Flash: Green Downtown Initiative Petitions Submitted, Likely to Qualify for November Ballot (Updated)
Proponents of the Green Downtown and Public Commons Initiative submitted close to 4,000 signatures to the Berkeley City Clerk at 4 pm today in order to qualify the measure for the November ballot.
The supporting committee’s official legal title is “Yes on Berkeley’s Green Downtown and Public Commons Initiative, Supported by Councilmember Jesse Arreguin.” State law now requires that the name of elected officials who are proponents of measures must be included in the title.
According to mathematician Tom Hunt, who wrote a spreadsheet program to verify authenticity of the signatures, a total of 3928 signatures were collected by circulators, 3102 of which were valid, non-duplicates according to his calculations.
Ordinarily the City Clerk examines a sample of about 500 of the submitted signatures to determine whether at least 10% more than the necessary number to qualify for the ballot have been collected.

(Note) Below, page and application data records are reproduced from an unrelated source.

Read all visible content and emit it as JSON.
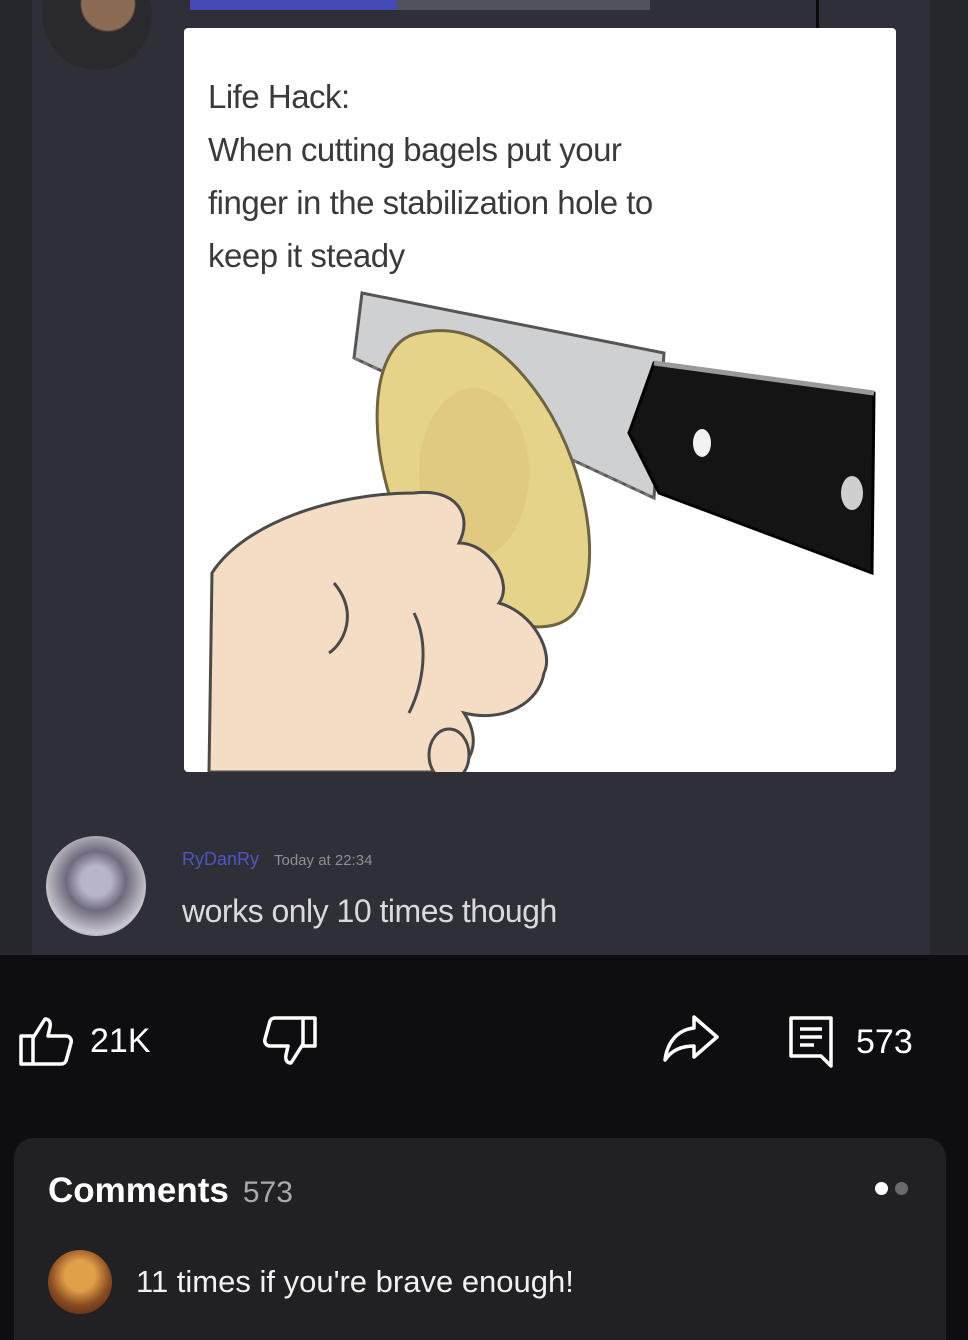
{
  "post": {
    "meme_text_lines": [
      "Life Hack:",
      "When cutting bagels put your",
      "finger in the stabilization hole to",
      "keep it steady"
    ],
    "reply": {
      "username": "RyDanRy",
      "timestamp": "Today at 22:34",
      "text": "works only 10 times though"
    }
  },
  "actions": {
    "likes": "21K",
    "comments": "573",
    "icons": {
      "like": "thumbs-up-icon",
      "dislike": "thumbs-down-icon",
      "share": "share-arrow-icon",
      "comments": "comments-icon"
    }
  },
  "comments": {
    "title": "Comments",
    "count": "573",
    "top_comment": {
      "text": "11 times if you're brave enough!"
    }
  },
  "colors": {
    "background": "#0e0e10",
    "panel": "#212124",
    "discord_bg": "#2f3037",
    "username": "#5865f2"
  }
}
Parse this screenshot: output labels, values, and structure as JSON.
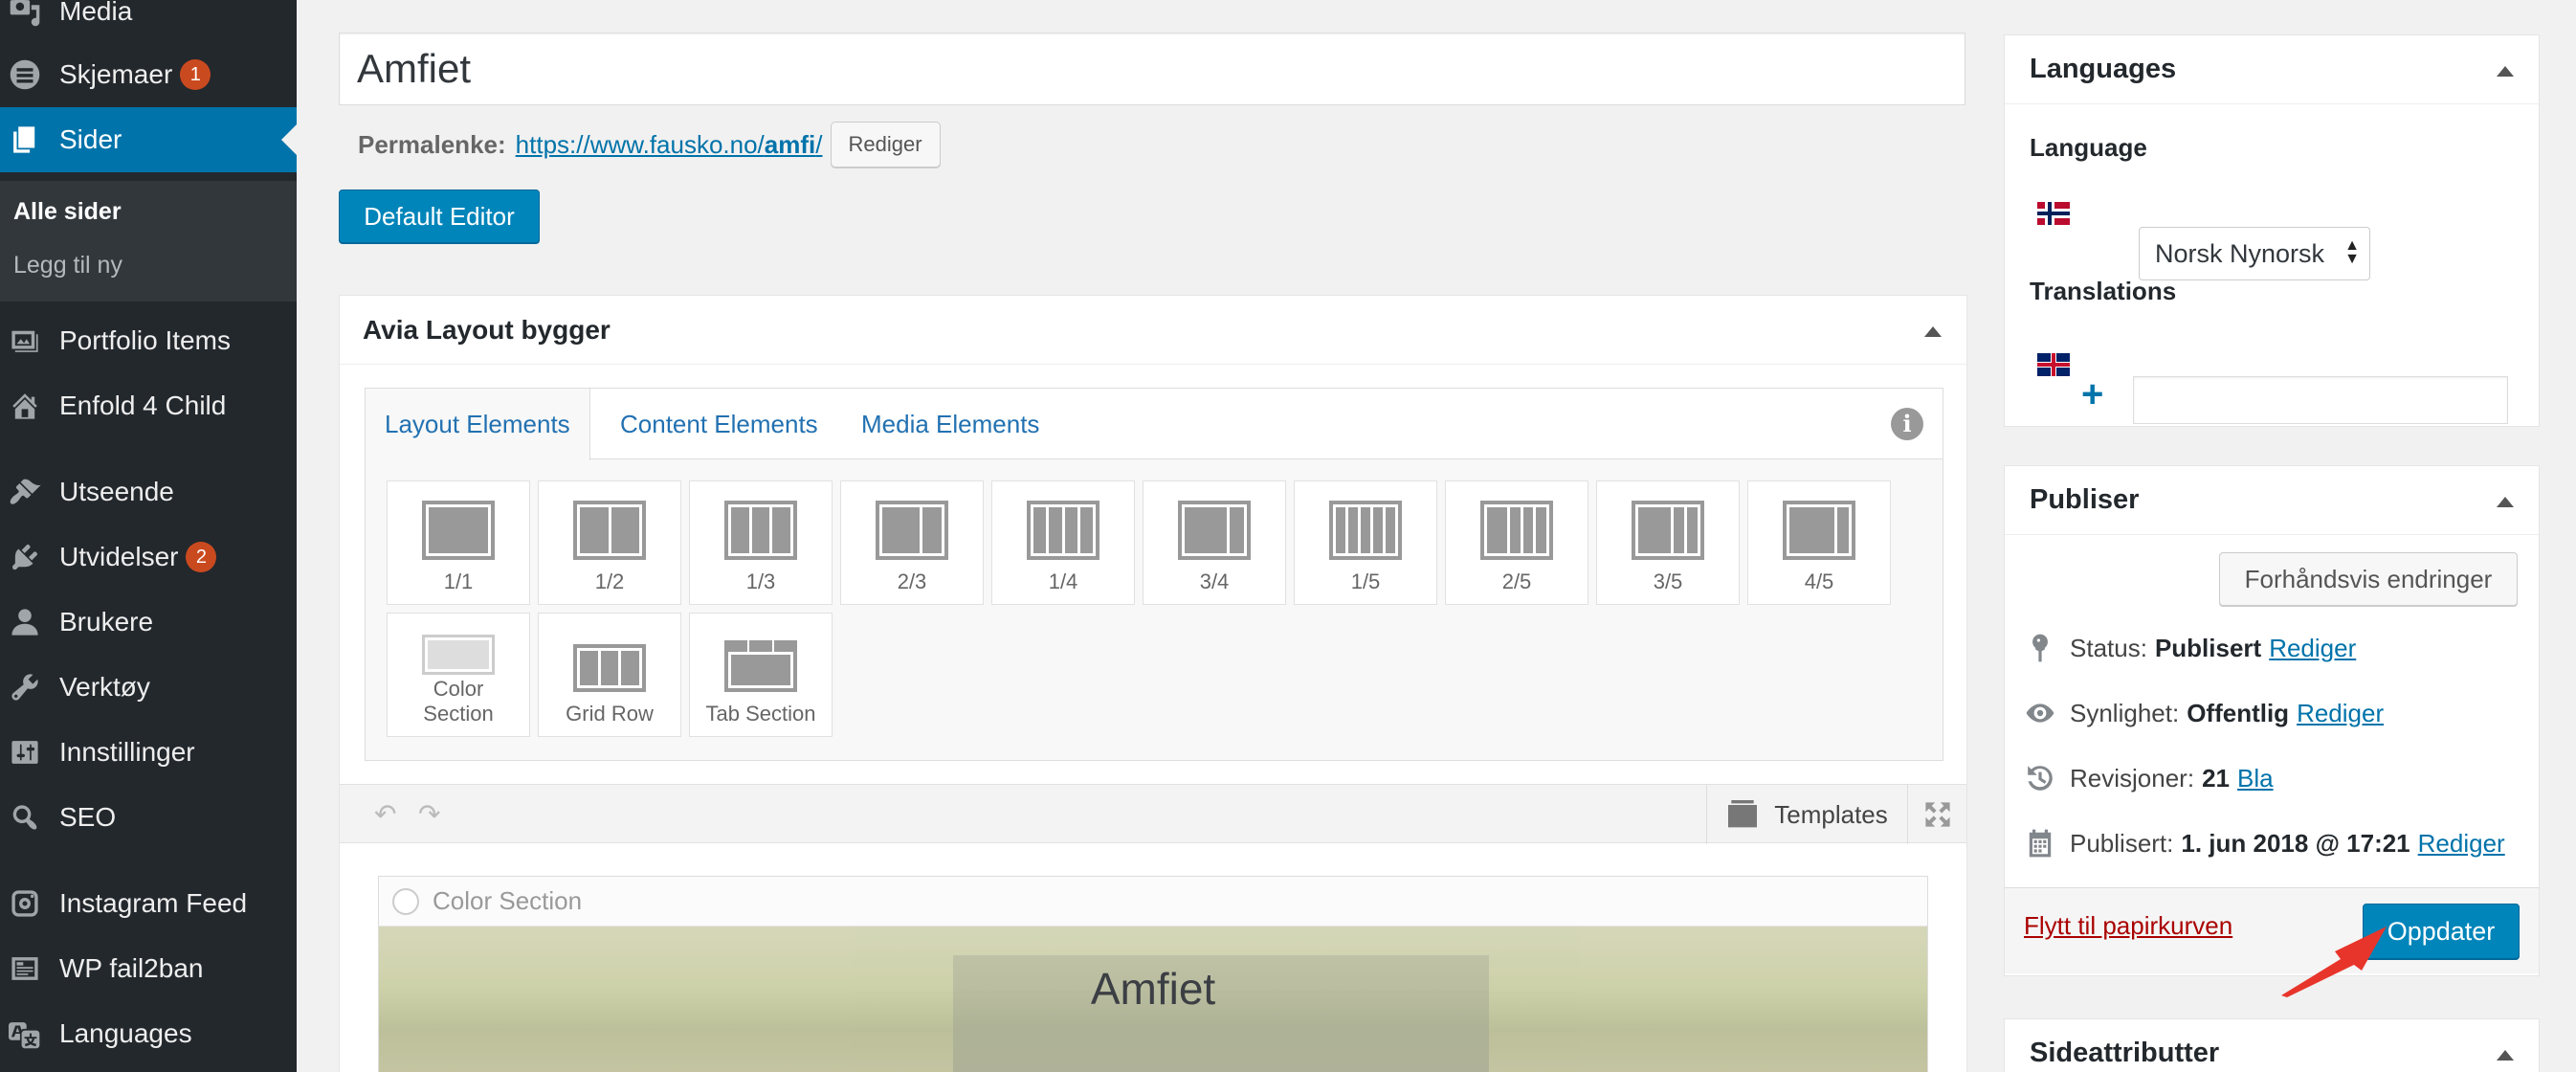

Based on the vote in the last election, 2648 signatures are required to qualify, so the clerk tomorrow will be trying to verify that at least 2913 signatures ( 2648 + 10%) are valid.
The 3102 signatures submitted by proponents add up to the minimum plus 17%, so it’s very likely that the petitions will pass muster to qualify the measure for the November ballot.
The signature gathering process was unusually short, only three weeks.
According to Zoning Commissioner Sophie Hahn, one of those who worked on the text of the initiative, there was a huge outpouring of support from the community, with more than 60 unpaid volunteers making possible a very quick signature gathering process, with a bit of help from 10-15 paid circulators.
In the last 3 days alone more than 1000 signatures came in.
“Signatures came easily compared to many initiatives”, Hahn said. “It was very heartening to go out in the community and understand where the community is on the issues—not the spin.”
She said that those who signed expressed a desire to maintain Berkeley’s urban core as a place of public and civic activity—they want all the features of a green downtown, as expressed in Measure R’s “Green Pathway” but never adopted by would-be developers because they are optional.
According to Hahn, she’s seen lots of support in Berkeley recently for measures which address the income gap, as exemplified by the campaign for a minimum wage which is also the subject of a proposed initiative. The Green Downtown Initiative’s provisions requiring builders to offer prevailing wage to construction, security and maintenance workers for new developments have been popular with signers.
She said that everything in the measure reflects decades of community input, and that Councilmember Arreguin, who represents the Downtown area, has been participating in this discussion for at least 10 years. She believes that the public is now asking for everything which was promised in Measure R but was never delivered.